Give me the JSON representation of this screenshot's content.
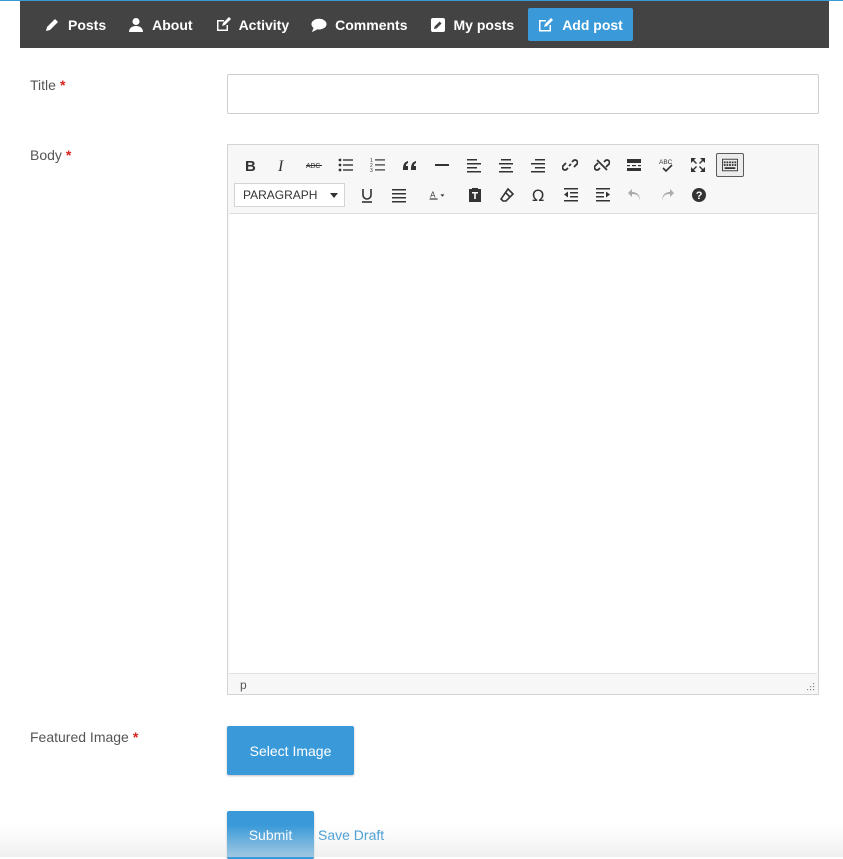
{
  "nav": {
    "items": [
      {
        "label": "Posts",
        "icon": "pencil-icon"
      },
      {
        "label": "About",
        "icon": "user-icon"
      },
      {
        "label": "Activity",
        "icon": "edit-icon"
      },
      {
        "label": "Comments",
        "icon": "comment-icon"
      },
      {
        "label": "My posts",
        "icon": "pencil-square-icon"
      },
      {
        "label": "Add post",
        "icon": "edit-icon",
        "active": true
      }
    ]
  },
  "form": {
    "title_label": "Title",
    "body_label": "Body",
    "featured_label": "Featured Image",
    "required_mark": "*",
    "title_value": "",
    "title_placeholder": ""
  },
  "editor": {
    "format_value": "PARAGRAPH",
    "status_path": "p",
    "toolbar_row1": [
      "bold",
      "italic",
      "strikethrough",
      "bullet-list",
      "numbered-list",
      "blockquote",
      "horizontal-rule",
      "align-left",
      "align-center",
      "align-right",
      "link",
      "unlink",
      "read-more",
      "spellcheck",
      "fullscreen",
      "toolbar-toggle"
    ],
    "toolbar_row2": [
      "format-select",
      "underline",
      "justify",
      "text-color",
      "paste-as-text",
      "clear-formatting",
      "special-character",
      "outdent",
      "indent",
      "undo",
      "redo",
      "help"
    ]
  },
  "buttons": {
    "select_image": "Select Image",
    "submit": "Submit",
    "save_draft": "Save Draft"
  },
  "colors": {
    "navbar": "#434343",
    "accent": "#3a9ad9",
    "required": "#d9231d",
    "link": "#2a8fd1"
  }
}
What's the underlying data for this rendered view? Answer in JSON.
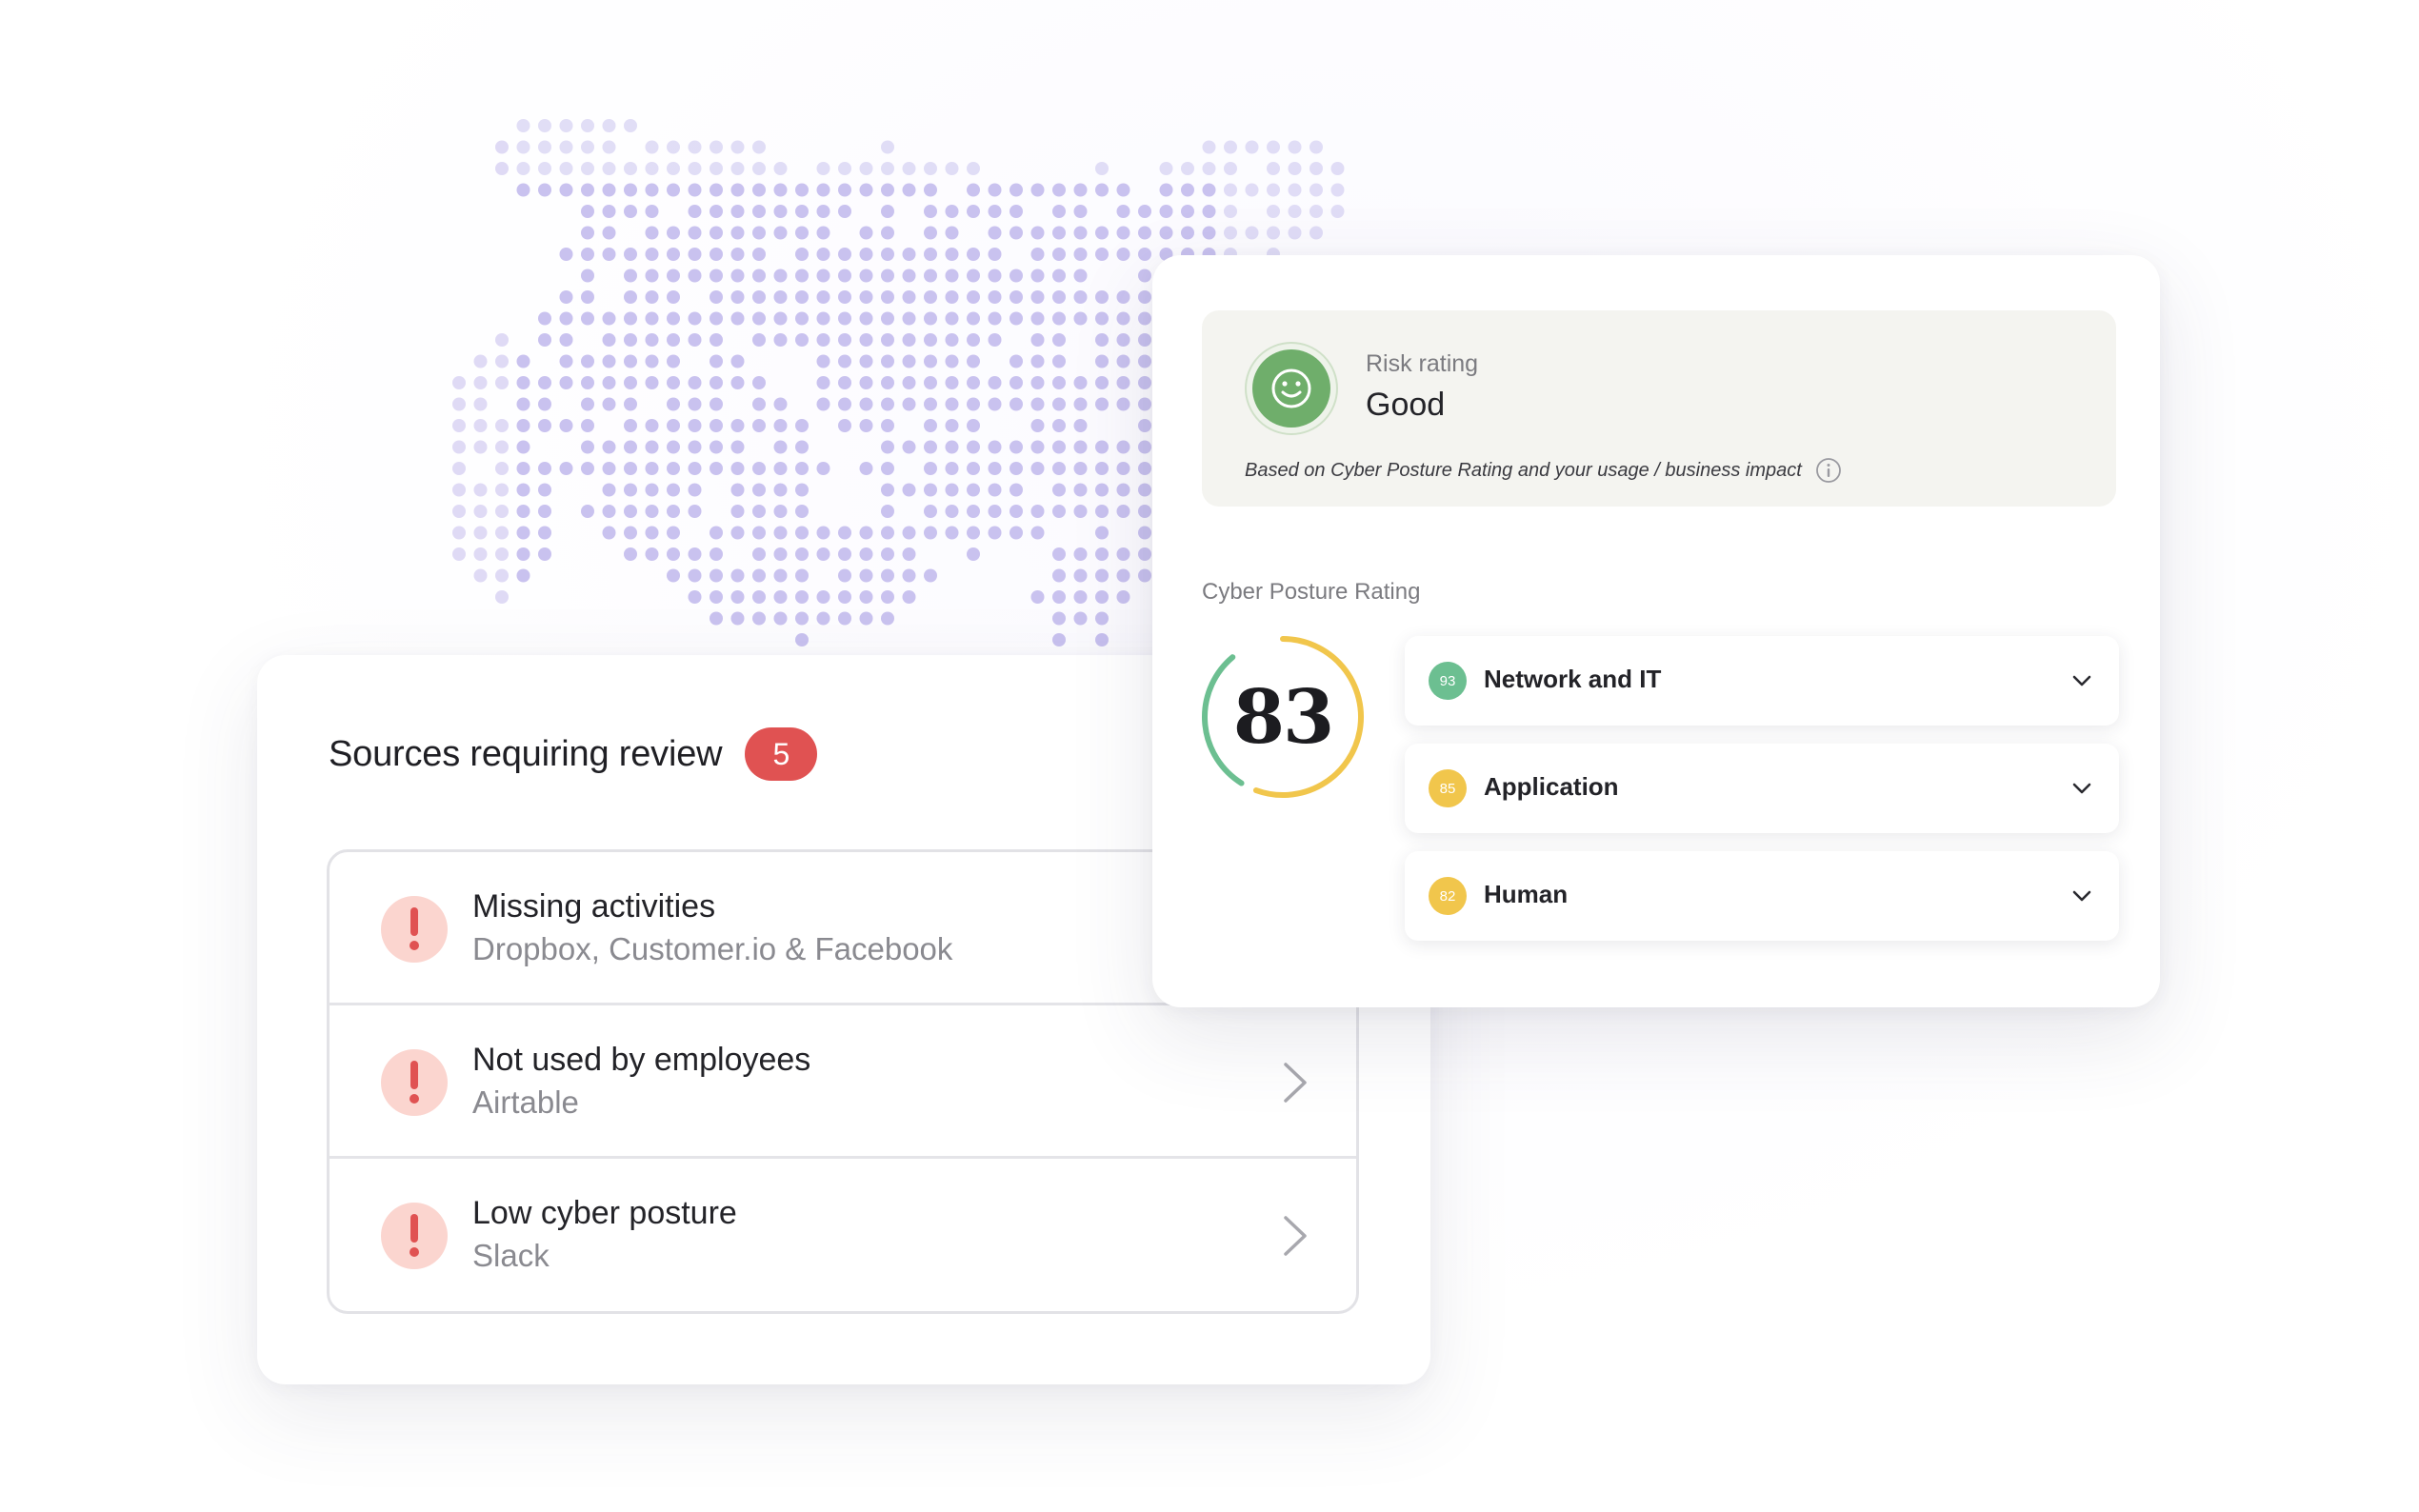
{
  "colors": {
    "dot": "#c9c2ef",
    "alert": "#e05252",
    "alert_bg": "#fbd5cf",
    "good": "#6fae6b",
    "score_green": "#6cbf91",
    "score_yellow": "#f1c64c"
  },
  "sources": {
    "title": "Sources requiring review",
    "count": "5",
    "items": [
      {
        "title": "Missing activities",
        "subtitle": "Dropbox, Customer.io & Facebook",
        "icon": "exclamation-icon"
      },
      {
        "title": "Not used by employees",
        "subtitle": "Airtable",
        "icon": "exclamation-icon"
      },
      {
        "title": "Low cyber posture",
        "subtitle": "Slack",
        "icon": "exclamation-icon"
      }
    ]
  },
  "risk": {
    "label": "Risk rating",
    "value": "Good",
    "note": "Based on Cyber Posture Rating and your usage / business impact",
    "icon": "smiley-icon"
  },
  "cyber_posture": {
    "heading": "Cyber Posture Rating",
    "score": "83",
    "score_fraction": 0.83,
    "categories": [
      {
        "score": "93",
        "label": "Network and IT",
        "color": "#6cbf91"
      },
      {
        "score": "85",
        "label": "Application",
        "color": "#f1c64c"
      },
      {
        "score": "82",
        "label": "Human",
        "color": "#f1c64c"
      }
    ]
  }
}
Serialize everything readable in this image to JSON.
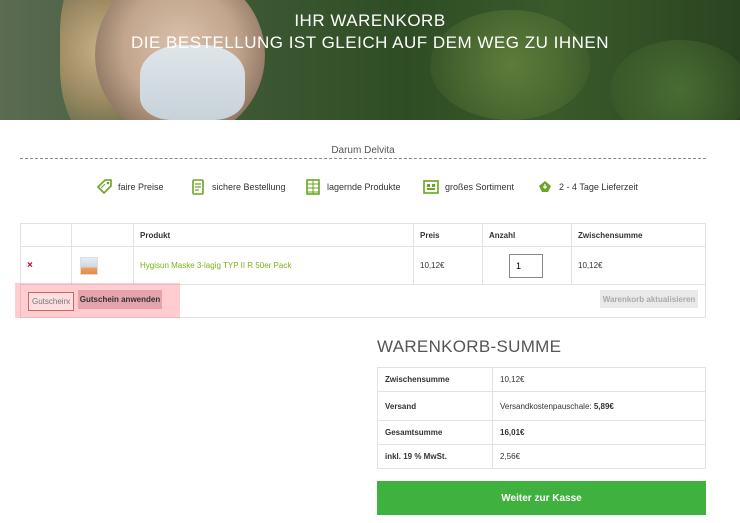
{
  "hero": {
    "line1": "IHR WARENKORB",
    "line2": "DIE BESTELLUNG IST GLEICH AUF DEM WEG ZU IHNEN"
  },
  "brand": "Darum Delvita",
  "features": [
    {
      "icon": "price-tag-icon",
      "label": "faire Preise"
    },
    {
      "icon": "secure-order-icon",
      "label": "sichere Bestellung"
    },
    {
      "icon": "stock-products-icon",
      "label": "lagernde Produkte"
    },
    {
      "icon": "assortment-icon",
      "label": "großes Sortiment"
    },
    {
      "icon": "delivery-icon",
      "label": "2 - 4 Tage Lieferzeit"
    }
  ],
  "cart": {
    "headers": {
      "produkt": "Produkt",
      "preis": "Preis",
      "anzahl": "Anzahl",
      "zwischensumme": "Zwischensumme"
    },
    "rows": [
      {
        "remove": "×",
        "product": "Hygisun Maske 3-lagig TYP II R 50er Pack",
        "price": "10,12€",
        "quantity": "1",
        "subtotal": "10,12€"
      }
    ],
    "coupon_placeholder": "Gutscheincode",
    "coupon_button": "Gutschein anwenden",
    "update_button": "Warenkorb aktualisieren"
  },
  "totals": {
    "title": "WARENKORB-SUMME",
    "rows": [
      {
        "label": "Zwischensumme",
        "value": "10,12€"
      },
      {
        "label": "Versand",
        "value_prefix": "Versandkostenpauschale:",
        "value": "5,89€"
      },
      {
        "label": "Gesamtsumme",
        "value": "16,01€"
      },
      {
        "label": "inkl. 19 % MwSt.",
        "value": "2,56€"
      }
    ],
    "checkout_button": "Weiter zur Kasse"
  },
  "colors": {
    "accent_green": "#3fb13f",
    "link_green": "#7ab317",
    "remove_red": "#d0021b"
  }
}
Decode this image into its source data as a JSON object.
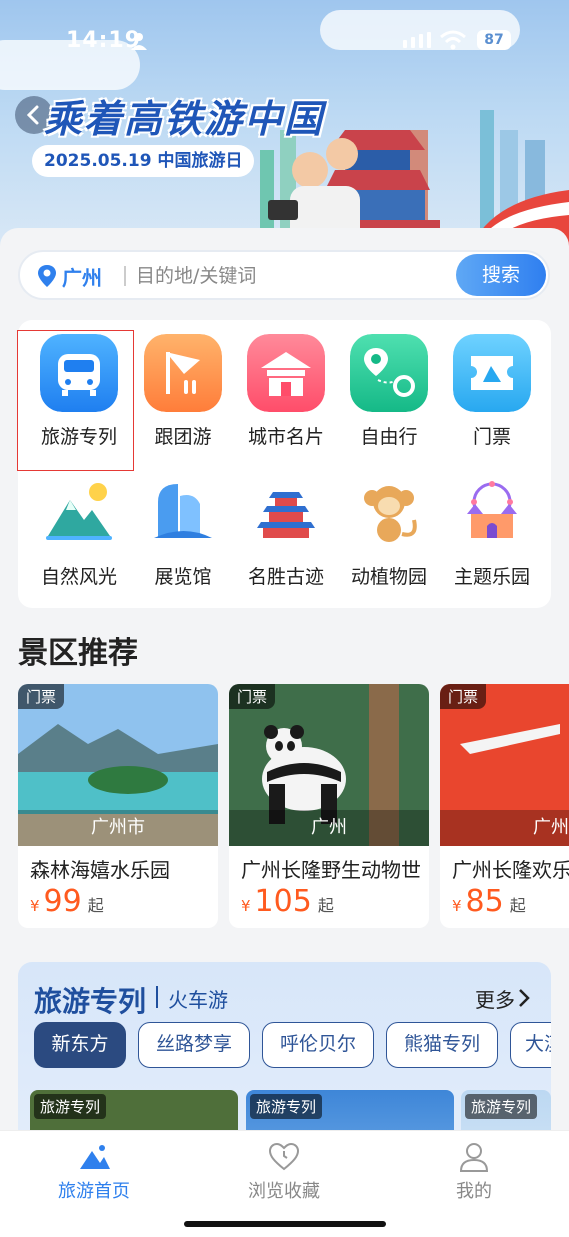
{
  "status_bar": {
    "time": "14:19",
    "battery": "87"
  },
  "banner": {
    "title": "乘着高铁游中国",
    "date_badge": "2025.05.19 中国旅游日"
  },
  "search": {
    "city": "广州",
    "placeholder": "目的地/关键词",
    "button": "搜索"
  },
  "categories": [
    {
      "label": "旅游专列",
      "icon": "train-icon"
    },
    {
      "label": "跟团游",
      "icon": "flag-icon"
    },
    {
      "label": "城市名片",
      "icon": "building-icon"
    },
    {
      "label": "自由行",
      "icon": "route-icon"
    },
    {
      "label": "门票",
      "icon": "ticket-icon"
    },
    {
      "label": "自然风光",
      "icon": "mountain-icon"
    },
    {
      "label": "展览馆",
      "icon": "museum-icon"
    },
    {
      "label": "名胜古迹",
      "icon": "temple-icon"
    },
    {
      "label": "动植物园",
      "icon": "monkey-icon"
    },
    {
      "label": "主题乐园",
      "icon": "castle-icon"
    }
  ],
  "scenic": {
    "title": "景区推荐",
    "items": [
      {
        "tag": "门票",
        "city": "广州市",
        "name": "森林海嬉水乐园",
        "currency": "¥",
        "price": "99",
        "suffix": "起"
      },
      {
        "tag": "门票",
        "city": "广州",
        "name": "广州长隆野生动物世",
        "currency": "¥",
        "price": "105",
        "suffix": "起"
      },
      {
        "tag": "门票",
        "city": "广州",
        "name": "广州长隆欢乐",
        "currency": "¥",
        "price": "85",
        "suffix": "起"
      }
    ]
  },
  "tourist_train": {
    "title": "旅游专列",
    "subtitle": "火车游",
    "more": "更多",
    "chips": [
      "新东方",
      "丝路梦享",
      "呼伦贝尔",
      "熊猫专列",
      "大漠"
    ],
    "thumb_tag": "旅游专列"
  },
  "bottom_nav": [
    {
      "label": "旅游首页",
      "icon": "home-mountain-icon"
    },
    {
      "label": "浏览收藏",
      "icon": "heart-clock-icon"
    },
    {
      "label": "我的",
      "icon": "user-icon"
    }
  ],
  "colors": {
    "accent": "#2f80ed",
    "price": "#ff5a1f",
    "highlight": "#e53935"
  }
}
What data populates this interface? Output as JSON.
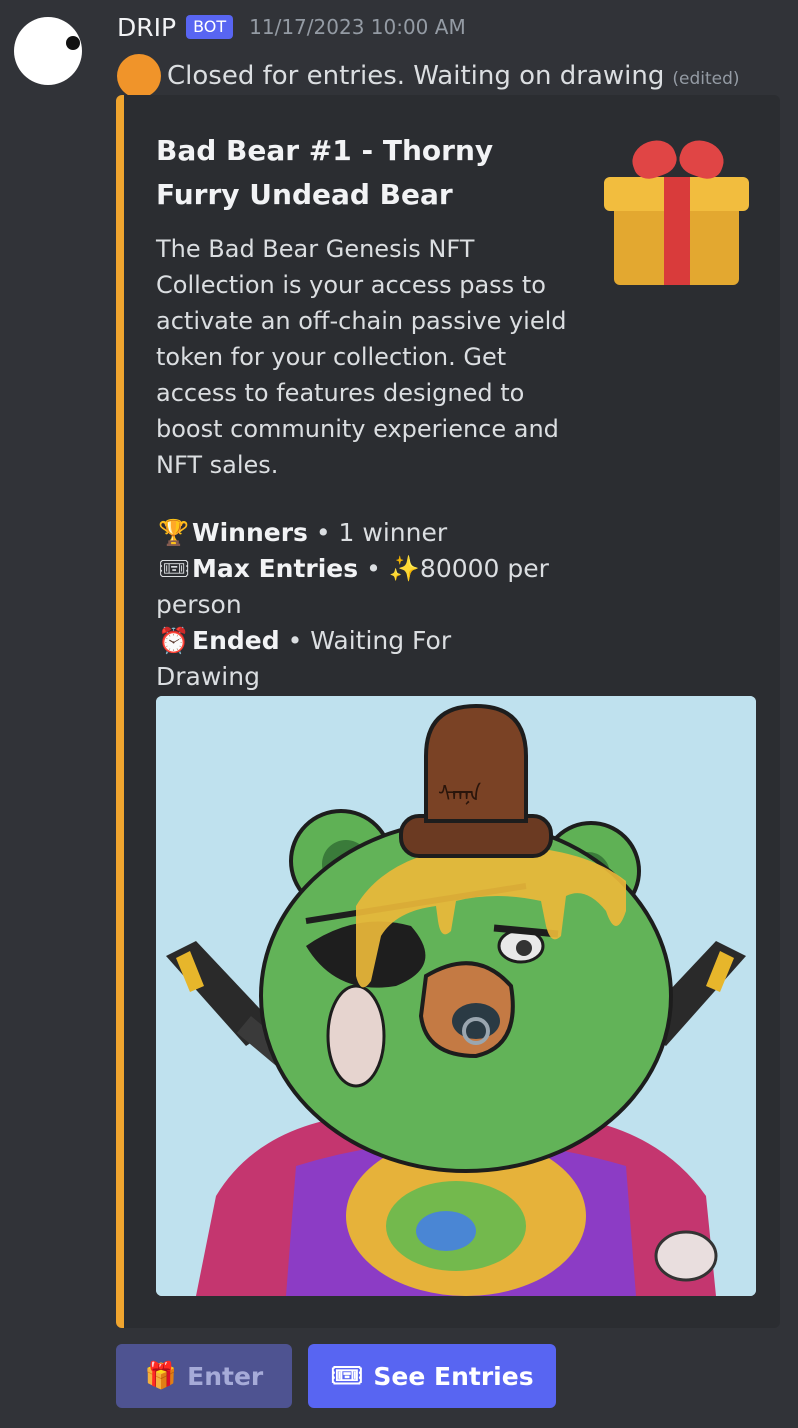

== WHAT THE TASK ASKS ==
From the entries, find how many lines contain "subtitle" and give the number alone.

== THE COMPLETED TASK ==
4